Earlier this month, I reviewed a number of options available to separating spouses who are willing – and able – to resolve their issues outside of the courtroom: a “kitchen table agreement”, mediation and negotiation. Today, in the conclusion to my two-part post on out-of-court family law processes, I discuss three more:
1. Collaborative Law
Collaborative law is a holistic approach to negotiation in which everyone – the spouses, their lawyers, and (if necessary) financial experts and/or counsellors – agrees to work together to fashion a complete settlement without going to court. A child specialist can be included on the team to monitor how the children are experiencing their parents’ separation. Collaborative settlement can be used even by couples going through very difficult separations.
A key disadvantage to this approach can also be seen as an advantage: If the collaborative process is unsuccessful, you and your former spouse will have to start again from scratch with new lawyers. However, this means that there is high incentive for all involved to come to the table with minds set on amicably working together to envision a way forward and provide you with all the tools you need to resolve outstanding issues.
In this (probably most underused) process, you and your former spouse hire a neutral person (often a family law lawyer with additional training) to be your arbitrator and agree that he or she will have the authority to resolve your dispute. Like court orders, arbitration decisions are binding. Although arbitration can look a lot like a court process, it is private and much faster than litigation, and the spouses can decide how the arbitrator will manage and decide their case. In some cases, you can hire the professional to act as a mediator first and then only become an arbitrator if you and your ex are unable to reach agreement through mediation. This is known as med-arb.
3. Parenting Coordinators
The Family Law Act highlights the role parenting coordinators can have in helping people resolve disputes about the care of children once there is an agreement or final order in place. Some things to know about parenting coordinators:
- They may be a social worker, counsellor, psychologist, mediator or lawyer with special training.
- They can be appointed by an agreement between you and your former spouse or by a court order for a renewable term of six months up to two years.
- They can help you and your ex resolve new parenting problems as they come up, implement agreements about children, improve how you deal with conflict and how you communicate with each other.
- They can also make decisions to resolve a dispute when conflict is urgent and you cannot resolve it yourselves.
- The cost of a parenting coordinator is shared between you and your former spouse.

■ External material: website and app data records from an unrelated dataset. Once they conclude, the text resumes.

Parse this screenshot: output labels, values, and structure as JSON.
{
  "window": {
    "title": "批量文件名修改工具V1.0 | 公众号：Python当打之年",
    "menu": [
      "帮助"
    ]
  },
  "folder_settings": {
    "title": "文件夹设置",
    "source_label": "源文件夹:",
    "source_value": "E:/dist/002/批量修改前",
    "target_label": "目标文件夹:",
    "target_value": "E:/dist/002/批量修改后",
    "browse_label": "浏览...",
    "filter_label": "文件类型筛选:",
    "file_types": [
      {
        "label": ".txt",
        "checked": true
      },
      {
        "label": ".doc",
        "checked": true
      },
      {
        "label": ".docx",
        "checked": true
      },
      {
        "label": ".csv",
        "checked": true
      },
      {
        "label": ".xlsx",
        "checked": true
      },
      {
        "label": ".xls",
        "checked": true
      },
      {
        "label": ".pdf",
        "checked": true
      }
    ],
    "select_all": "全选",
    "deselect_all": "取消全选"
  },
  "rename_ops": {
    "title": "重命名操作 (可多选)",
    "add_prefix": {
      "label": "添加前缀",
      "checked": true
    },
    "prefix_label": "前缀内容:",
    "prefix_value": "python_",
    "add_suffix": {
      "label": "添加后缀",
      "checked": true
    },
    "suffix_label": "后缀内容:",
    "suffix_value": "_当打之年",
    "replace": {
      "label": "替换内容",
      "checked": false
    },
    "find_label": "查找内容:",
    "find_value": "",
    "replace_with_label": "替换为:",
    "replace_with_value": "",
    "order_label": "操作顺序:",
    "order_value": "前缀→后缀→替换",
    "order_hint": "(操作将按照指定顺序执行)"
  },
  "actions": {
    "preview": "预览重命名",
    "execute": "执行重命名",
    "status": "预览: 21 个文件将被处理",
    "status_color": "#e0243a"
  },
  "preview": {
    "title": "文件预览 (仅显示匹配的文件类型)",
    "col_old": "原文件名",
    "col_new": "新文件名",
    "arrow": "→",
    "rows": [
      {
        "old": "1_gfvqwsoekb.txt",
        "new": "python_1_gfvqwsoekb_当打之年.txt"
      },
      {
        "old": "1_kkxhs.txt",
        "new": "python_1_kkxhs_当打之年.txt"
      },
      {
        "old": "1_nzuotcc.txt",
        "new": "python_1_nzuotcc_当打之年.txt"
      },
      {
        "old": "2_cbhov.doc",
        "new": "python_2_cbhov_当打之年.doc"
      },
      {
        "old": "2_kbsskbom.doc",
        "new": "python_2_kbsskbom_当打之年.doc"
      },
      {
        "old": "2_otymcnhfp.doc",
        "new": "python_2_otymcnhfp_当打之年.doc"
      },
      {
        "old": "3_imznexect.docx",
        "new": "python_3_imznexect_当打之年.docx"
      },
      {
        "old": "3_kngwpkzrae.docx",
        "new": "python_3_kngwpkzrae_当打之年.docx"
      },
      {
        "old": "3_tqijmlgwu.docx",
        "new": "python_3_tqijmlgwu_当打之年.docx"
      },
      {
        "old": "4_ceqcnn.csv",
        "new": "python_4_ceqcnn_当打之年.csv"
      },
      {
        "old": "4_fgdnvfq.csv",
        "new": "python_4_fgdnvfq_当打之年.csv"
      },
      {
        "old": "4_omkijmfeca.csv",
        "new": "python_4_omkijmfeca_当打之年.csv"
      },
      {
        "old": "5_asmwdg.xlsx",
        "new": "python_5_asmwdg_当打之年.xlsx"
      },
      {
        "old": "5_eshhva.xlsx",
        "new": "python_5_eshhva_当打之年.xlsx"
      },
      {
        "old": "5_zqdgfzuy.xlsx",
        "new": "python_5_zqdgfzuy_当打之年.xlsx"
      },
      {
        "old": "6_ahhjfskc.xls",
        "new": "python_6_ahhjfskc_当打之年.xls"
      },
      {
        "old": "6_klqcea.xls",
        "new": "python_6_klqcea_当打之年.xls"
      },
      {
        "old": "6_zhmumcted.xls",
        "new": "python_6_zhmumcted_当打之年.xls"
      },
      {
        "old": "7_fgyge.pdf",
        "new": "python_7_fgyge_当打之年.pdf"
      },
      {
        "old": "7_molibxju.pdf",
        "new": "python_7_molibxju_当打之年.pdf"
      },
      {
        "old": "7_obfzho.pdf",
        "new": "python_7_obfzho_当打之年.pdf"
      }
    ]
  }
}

When making a decision about which out-of-court process to pursue, consider what will likely be most effective in your family’s particular circumstances. Discuss these options with your former spouse, or have your lawyer send information to them on a process that makes sense to you. But be flexible. These out-of-court processes do take two willing people who desire to move ahead despite the pain.
(This post was adapted from a fact sheet originally written by Rebecca Stanley for the People’s Law
Have questions about a family law issue? Contact us.
(This post was adapted from a fact sheet originally written by Rebecca Stanley for the People’s Law School).